March 18 2013 12:00 AM

Augusta summer theater returns with rousing revue that celebrates its history and looks into its future


AUGUSTA — “Holey moley!” veteran Barn Theatre star Eric
Parker gasped as he surveyed the crowd for Tuesday evening’s “The Great Big Bar
Show.” “We’re here — and they’re here! The Barn Theatre is back, and it’s here
to stay!”

A year ago, those words might have been less convincing. The
Barn, an Equity theater that had been in operation for 64 years, did not launch
a 2010 season in the wake of what producer/owner Brendan Ragotzy called a
“horrible” year in 2009 that left the theater approximately $200,000 in the
hole. But if there were any hard feelings or misgivings among the patrons who
crowded into the cozy Rehearsal Shed Lounge for the first night of the “Bar
Show,” they weren’t evident: From the opening medley of “As If We’d Never Said
Goodbye” (from “Sunset Blvd.,” which the Barn will produce in August) and
“Another Openin’, Another Show” (from “Kiss Me, Kate”), the Barn received a
rousing welcome back. Number after number was greeted with hearty applause,
whistles and cheers.

“It’s been a long year and a half,” Ragotzy admitted in his
curtain speech. He must have been deeply gratified to find that his audience
had returned in high spirits.

Playing out in three generally lighthearted sets over two
and a half hours, “The Big Bar Show” is part Barn history lesson — with Parker
and co-stars Roy Brown and Emily May Smith providing entertaining trivia about
the theater’s past — and part preview of coming attractions. Substantial
portions of the program are devoted to the scores of “Man of La Mancha,”
“Chicago” and Rodgers and Hammerstein’s “Cinderella,” all of which are on the
summer slate.

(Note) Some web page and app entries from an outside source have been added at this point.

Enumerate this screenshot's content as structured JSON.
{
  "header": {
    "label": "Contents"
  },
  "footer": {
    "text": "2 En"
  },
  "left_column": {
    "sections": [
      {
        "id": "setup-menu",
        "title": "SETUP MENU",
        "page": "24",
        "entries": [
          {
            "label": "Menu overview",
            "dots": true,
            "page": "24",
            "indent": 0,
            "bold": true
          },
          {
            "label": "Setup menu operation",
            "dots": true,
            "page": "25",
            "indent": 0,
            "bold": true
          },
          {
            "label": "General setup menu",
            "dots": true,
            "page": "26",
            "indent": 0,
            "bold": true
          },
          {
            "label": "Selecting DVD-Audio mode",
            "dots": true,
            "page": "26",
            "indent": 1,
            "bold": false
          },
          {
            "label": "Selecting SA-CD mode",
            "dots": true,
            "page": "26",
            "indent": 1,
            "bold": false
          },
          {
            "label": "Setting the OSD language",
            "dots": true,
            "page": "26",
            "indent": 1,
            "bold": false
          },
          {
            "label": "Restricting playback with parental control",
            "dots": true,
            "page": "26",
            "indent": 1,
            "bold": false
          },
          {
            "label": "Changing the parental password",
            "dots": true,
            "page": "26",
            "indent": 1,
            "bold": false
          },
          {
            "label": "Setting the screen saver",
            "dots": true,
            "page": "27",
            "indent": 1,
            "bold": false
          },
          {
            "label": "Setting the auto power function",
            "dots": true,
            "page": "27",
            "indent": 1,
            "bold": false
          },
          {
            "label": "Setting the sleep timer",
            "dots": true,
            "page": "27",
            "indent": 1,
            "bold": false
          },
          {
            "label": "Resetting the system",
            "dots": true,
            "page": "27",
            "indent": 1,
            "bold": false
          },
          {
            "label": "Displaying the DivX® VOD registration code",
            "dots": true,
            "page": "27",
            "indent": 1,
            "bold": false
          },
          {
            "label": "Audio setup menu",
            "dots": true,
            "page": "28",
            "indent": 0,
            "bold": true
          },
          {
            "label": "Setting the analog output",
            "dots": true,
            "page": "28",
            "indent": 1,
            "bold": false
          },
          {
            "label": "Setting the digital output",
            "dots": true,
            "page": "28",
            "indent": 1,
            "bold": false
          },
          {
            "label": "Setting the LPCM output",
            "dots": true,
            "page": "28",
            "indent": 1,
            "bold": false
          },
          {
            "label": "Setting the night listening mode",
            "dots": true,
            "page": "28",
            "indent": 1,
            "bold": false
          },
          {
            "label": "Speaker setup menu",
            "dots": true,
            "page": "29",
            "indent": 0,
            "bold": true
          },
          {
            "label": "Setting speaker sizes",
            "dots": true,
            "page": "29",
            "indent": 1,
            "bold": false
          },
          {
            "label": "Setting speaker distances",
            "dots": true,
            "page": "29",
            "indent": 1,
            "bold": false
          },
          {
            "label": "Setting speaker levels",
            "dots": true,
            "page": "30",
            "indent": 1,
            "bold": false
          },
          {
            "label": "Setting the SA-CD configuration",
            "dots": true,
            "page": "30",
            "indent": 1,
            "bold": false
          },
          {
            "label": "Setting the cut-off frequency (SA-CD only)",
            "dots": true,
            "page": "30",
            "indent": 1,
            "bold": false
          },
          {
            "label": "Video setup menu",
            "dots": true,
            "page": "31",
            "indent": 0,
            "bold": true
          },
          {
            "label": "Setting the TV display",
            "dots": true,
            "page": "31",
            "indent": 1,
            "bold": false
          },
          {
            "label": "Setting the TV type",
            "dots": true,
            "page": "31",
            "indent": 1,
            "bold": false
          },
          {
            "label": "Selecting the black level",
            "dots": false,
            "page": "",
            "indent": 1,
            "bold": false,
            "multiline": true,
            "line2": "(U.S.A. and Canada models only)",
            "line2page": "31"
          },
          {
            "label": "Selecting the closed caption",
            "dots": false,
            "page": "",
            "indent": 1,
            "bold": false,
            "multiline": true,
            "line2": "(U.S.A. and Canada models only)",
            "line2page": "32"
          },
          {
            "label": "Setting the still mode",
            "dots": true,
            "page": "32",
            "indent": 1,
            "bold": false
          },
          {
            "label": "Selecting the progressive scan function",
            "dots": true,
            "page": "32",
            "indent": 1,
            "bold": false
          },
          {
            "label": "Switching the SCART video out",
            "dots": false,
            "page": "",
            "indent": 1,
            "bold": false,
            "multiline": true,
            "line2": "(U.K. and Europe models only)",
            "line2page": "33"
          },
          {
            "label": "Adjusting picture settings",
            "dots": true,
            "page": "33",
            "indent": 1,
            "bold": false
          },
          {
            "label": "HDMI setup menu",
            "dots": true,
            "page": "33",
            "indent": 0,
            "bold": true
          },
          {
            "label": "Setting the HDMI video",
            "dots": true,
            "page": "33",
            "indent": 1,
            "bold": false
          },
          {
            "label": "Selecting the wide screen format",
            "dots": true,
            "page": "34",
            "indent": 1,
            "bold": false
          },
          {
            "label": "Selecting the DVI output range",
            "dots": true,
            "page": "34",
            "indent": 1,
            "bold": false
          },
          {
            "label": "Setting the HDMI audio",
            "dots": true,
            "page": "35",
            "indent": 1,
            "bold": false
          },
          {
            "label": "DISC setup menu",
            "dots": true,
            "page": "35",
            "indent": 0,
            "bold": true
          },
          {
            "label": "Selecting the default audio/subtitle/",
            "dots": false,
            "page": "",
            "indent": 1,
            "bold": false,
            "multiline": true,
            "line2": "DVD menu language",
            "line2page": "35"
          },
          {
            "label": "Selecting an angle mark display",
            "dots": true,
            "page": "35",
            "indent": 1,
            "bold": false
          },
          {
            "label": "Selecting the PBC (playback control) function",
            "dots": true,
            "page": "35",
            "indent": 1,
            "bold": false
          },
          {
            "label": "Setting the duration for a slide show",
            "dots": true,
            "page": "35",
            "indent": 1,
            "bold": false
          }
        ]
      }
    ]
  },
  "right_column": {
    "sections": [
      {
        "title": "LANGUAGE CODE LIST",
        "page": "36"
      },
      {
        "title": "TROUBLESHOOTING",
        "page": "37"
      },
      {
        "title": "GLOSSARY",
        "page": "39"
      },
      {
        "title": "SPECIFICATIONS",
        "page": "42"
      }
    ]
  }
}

Although the physical space is limited, there’s no
restricting the energy of the nearly two-dozen Barn Apprentice Company members,
who are effectively spotlighted. They do a particularly impressive job
compressing the Bob Fosse-inspired choreography of “Chicago” into the cozy
confines of the Rehearsal Shed. (In between sets, they serve as the waitstaff
and bartenders, so you literally get to see them set down their trays, take off
their aprons and take to the stage.)

Through clever staging by director Hans Friedrichs and often
gorgeous vocal arrangements from musical director John Jay Espino, the “Bar
Show” often feels like a much bigger production than it is. There are no
microphones and, aside from guest appearances by guitarist Troy Benton and
banjo player Charlie King, no musical accompaniment except Espino’s piano. But
the Barn has always been smart about making a little go a long way.

Friedrichs frequently surrounds the audience with song to
enchanting effect: After hearing what the Apprentices do with the multiple
sections of Stephen Sondheim and Leonard Bernstein’s “Tonight,” it’s intriguing
to imagine a cabaret presentation of “West Side Story,” and when the chiming
harmonies of “The Sound of Music” hit you from all directions, it’s a wonderful
sensation. The sublime voices of third-year Apprentices Katrina Chizek and
Patrick Hunter are spotlighted, as Chizek puts her soulful belt behind “Skid
Row” (from “Little Shop of Horrors”) and “Seasons of Love” (from “Rent”), and
Hunter demonstrates his formidable range by tackling solemn Andrew Lloyd Webber’s “Sunset
Blvd.” material at the beginning of the third set and then leading a rambunctious “Time
Warp” (from “The Rocky Horror Show”) shortly afterward.

Parker, Brown and Smith anchor the evening with solos and
duets that remind you why they’ve become three of the theater’s most
dependable, versatile performers. Parker (who confessed that “The Big Bar Show”
is his 100th Barn production) channels the fiery spirit of Jean
Valjean in “What Have I Done” from “Les Miserables,” but is equally skilled at
finding the comedy in Lancelot’s vainglorious “C’est Moi” from “Camelot.” Smith
easily moves from wistful Cinderella in “My Own Little Corner” to the spunky
Annie Oakley of “You Can’t Get a Man With a Gun” and the mystified
vulnerability of a cast-off mistress in “Another Suitcase in Another Hall.”
Brown’s finest moments come in his playful take on “My Fair Lady’s” “Get Me to
the Church On Time” and his mournful, slow-boiling “Kiss Juanita for Me,” taken
from the score of Ragotzy’s original musical “Old Timer, which the Barn
premiered 10 years ago.

“The Great Big Bar Show” concludes with the entire cast declaring “There’s
No Business Like Show Business,” a fitting finale to a night that persuasively
argues that the Barn is most definitely back in the game.

‘The Great Big Bar Show’
Barn Theatre,
13351 W. M-96, Augusta
Through June 12
8:30 p.m. Tuesdays through Saturdays; 5 p.m. shows Saturdays and Sundays
(269) 731-4121